▶ _PROBLEM STATEMENT_
Each line below that contains "Type" should be counted; give the total alone.

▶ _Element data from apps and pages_
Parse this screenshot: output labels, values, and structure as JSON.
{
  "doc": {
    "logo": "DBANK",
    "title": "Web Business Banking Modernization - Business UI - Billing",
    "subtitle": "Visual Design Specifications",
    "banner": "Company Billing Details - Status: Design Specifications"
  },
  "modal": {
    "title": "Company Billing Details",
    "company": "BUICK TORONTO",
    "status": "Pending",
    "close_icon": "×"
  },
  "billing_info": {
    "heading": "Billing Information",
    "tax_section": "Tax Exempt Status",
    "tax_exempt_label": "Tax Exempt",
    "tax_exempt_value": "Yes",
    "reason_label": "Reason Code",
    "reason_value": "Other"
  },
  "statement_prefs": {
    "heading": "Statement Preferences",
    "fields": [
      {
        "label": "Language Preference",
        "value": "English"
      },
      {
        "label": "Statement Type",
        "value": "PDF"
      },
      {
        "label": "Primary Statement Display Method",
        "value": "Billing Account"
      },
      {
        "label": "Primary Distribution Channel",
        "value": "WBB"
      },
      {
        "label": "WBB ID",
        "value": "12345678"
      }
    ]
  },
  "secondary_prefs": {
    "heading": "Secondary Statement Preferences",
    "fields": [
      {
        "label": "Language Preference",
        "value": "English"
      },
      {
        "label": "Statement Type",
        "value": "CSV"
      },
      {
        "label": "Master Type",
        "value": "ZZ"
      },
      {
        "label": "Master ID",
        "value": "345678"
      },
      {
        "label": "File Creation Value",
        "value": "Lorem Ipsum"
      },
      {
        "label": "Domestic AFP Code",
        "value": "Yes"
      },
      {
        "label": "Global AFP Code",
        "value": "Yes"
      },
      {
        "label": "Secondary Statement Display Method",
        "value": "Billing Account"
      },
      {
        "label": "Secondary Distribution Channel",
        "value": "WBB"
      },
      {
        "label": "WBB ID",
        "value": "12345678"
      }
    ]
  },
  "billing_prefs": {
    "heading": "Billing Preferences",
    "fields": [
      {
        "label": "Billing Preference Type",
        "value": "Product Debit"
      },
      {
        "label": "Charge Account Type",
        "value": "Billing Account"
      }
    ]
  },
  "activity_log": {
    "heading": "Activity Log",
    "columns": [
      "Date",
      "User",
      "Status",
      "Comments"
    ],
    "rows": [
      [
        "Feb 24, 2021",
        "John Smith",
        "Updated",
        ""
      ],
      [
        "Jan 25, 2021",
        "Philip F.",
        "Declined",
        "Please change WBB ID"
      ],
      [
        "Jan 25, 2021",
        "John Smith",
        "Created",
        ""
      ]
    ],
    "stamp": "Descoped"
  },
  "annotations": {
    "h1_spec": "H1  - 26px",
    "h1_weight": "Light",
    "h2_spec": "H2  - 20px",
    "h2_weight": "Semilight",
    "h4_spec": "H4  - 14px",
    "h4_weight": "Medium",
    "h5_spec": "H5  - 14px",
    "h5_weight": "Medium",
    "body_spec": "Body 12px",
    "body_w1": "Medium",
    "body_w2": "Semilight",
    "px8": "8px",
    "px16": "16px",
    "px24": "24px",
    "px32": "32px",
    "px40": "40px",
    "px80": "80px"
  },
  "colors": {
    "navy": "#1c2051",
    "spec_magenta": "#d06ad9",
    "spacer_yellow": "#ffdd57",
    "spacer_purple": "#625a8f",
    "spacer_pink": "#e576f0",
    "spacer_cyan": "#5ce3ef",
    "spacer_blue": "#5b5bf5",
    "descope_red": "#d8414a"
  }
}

▶ _RESPONSE BOX_
5